A couple of weeks ago I got a phone call from a local tree company. They were called to one of our parks to cut up a limb that had fallen from a tree. They claimed there was a "swarm of bees" on the limb. Then the parks department called me. Of course, it was "huge, about the size of a basketball" which is very unusual for this time of year. And for the record, honeybees that actually do swarm this time of year, rarely live through the winter.
Although this probably looks like a swarm of bees to a non-beekeeper, it is NOT a swarm. It is a hollow limb, that had a hive of honeybees living in it. The limb fell from the tree. I brushed these bees away to see what was going on, and there was just one layer of bees on the knot of the tree, which was their entrance. However, the tree and park people did the right thing by getting a hold of a beekeeper. And if you ever come across something like this, call your local Extension office. They usually have names of several beekeepers they can call, right Jeannie!
I asked what they thought it weighed and they said probably 100 pounds. They loaded it in the truck with a bobcat that had a big teeth looking contraption on it. (Sorry I have very few photos. I couldn't take pictures and work)
I drove through town with this in the back of the truck! A truck that has been wrecked and we do not drive very far off the farm. I had intentions of giving the hive to a fellow beekeeper who lost his hives last winter. He came over to get it, and him and My Shug could barely move it! They estimated it weighed 300 pounds! So, after much thinking on what to do, My Shug got the tractor out (after mumbling something about Lucy and another fine mess I got us into!)
and we set the tree up end for end and I put a hive box on top of it, in hopes that the bees would work their way up into the hive body. I told the other beekeeper if it lives, and it's strong next spring, I will split it with him.
The bad thing was, when I first set it up, I didn't put anything between the hive body and the tree, which left the hive vulnerable to yellow jackets and hornets. It was awful! In my defense, I've never had a situation like this before and I was winging it every step of the way. I slept on it, and the next day realized my mistake.
So I took a piece of wood and screwed it to the opening of the tree, and I put an inner cover (hive cover that has a hole in the center of it) under the hive. So now, the bees can make their way from the tree to the hive and they only have one entrance to guard. I haven't seen any more yellow jackets or hornets hanging around. For these bees to survive, they will need to be fed all winter long, and even then it will be iffy if they survive.
I have several "needy" hives at the moment that will require extra work this winter. So when I got a call on Sunday asking me to come and get some bees, I thanked them but declined.
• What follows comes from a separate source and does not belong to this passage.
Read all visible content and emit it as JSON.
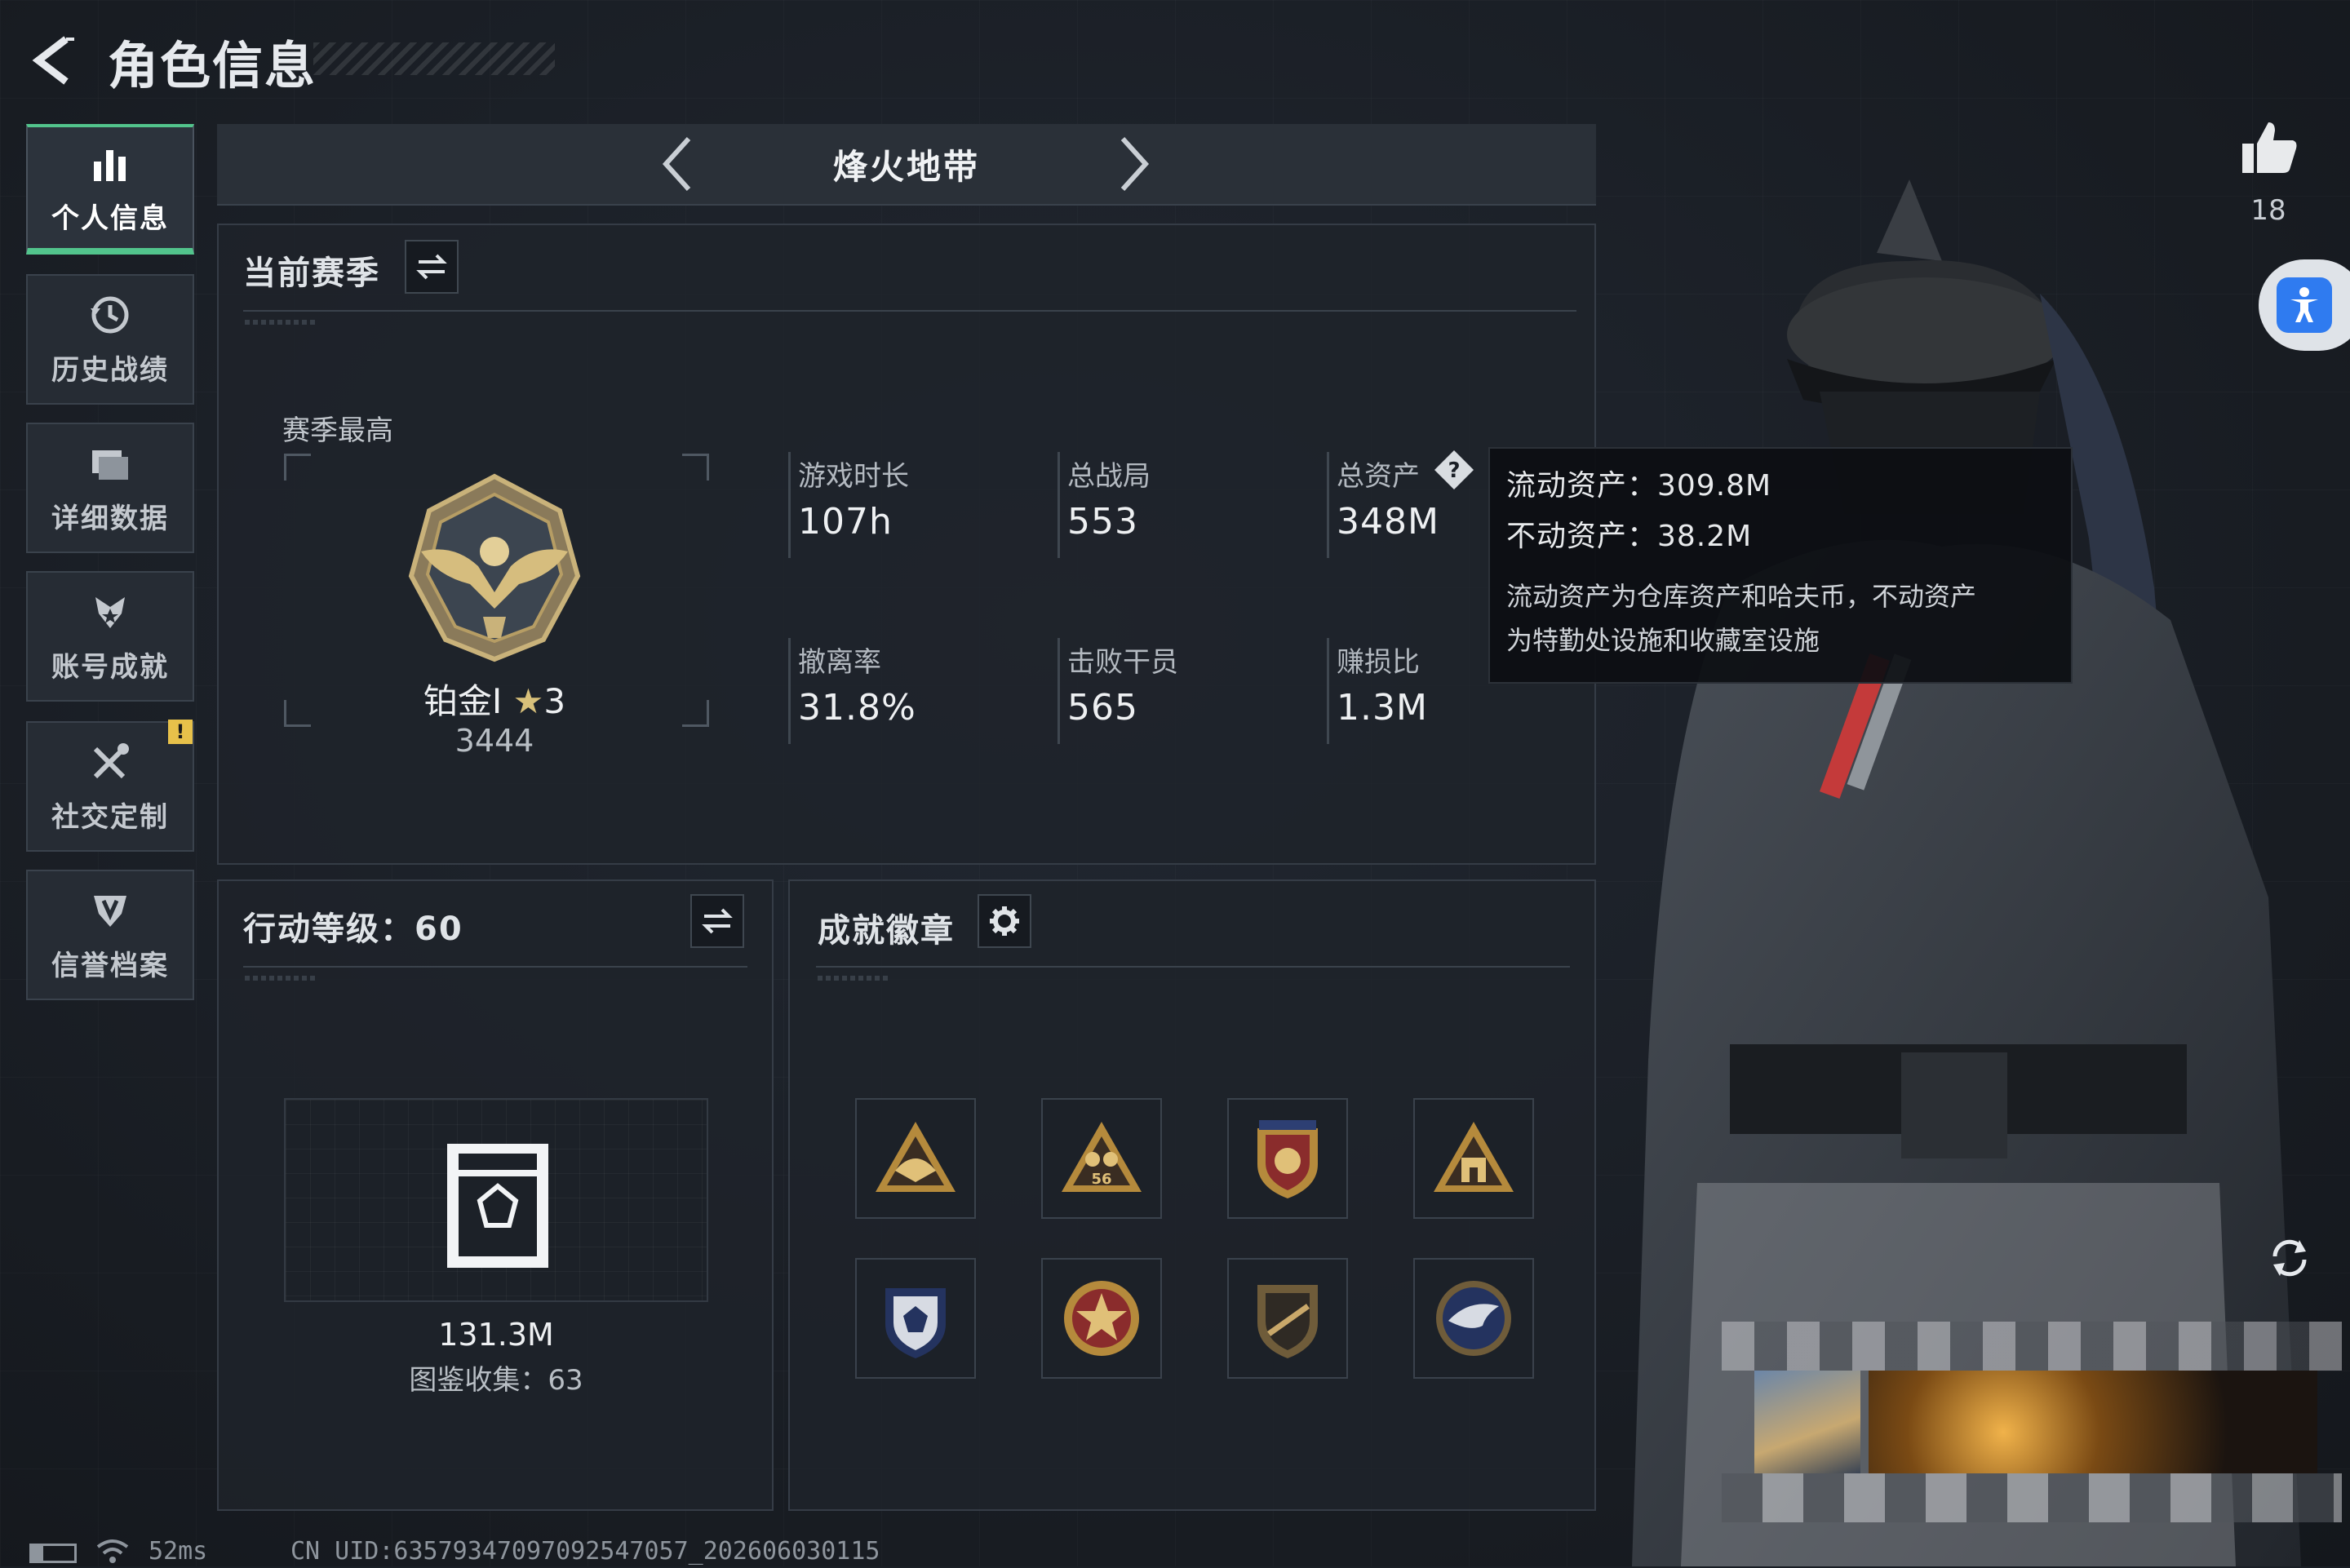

I'm soft-hearted when it comes to trying to rescue them. I want them all to live. The reality is, they probably won't. And I'm out of equipment at the moment.
So there's the story of the "cute hive."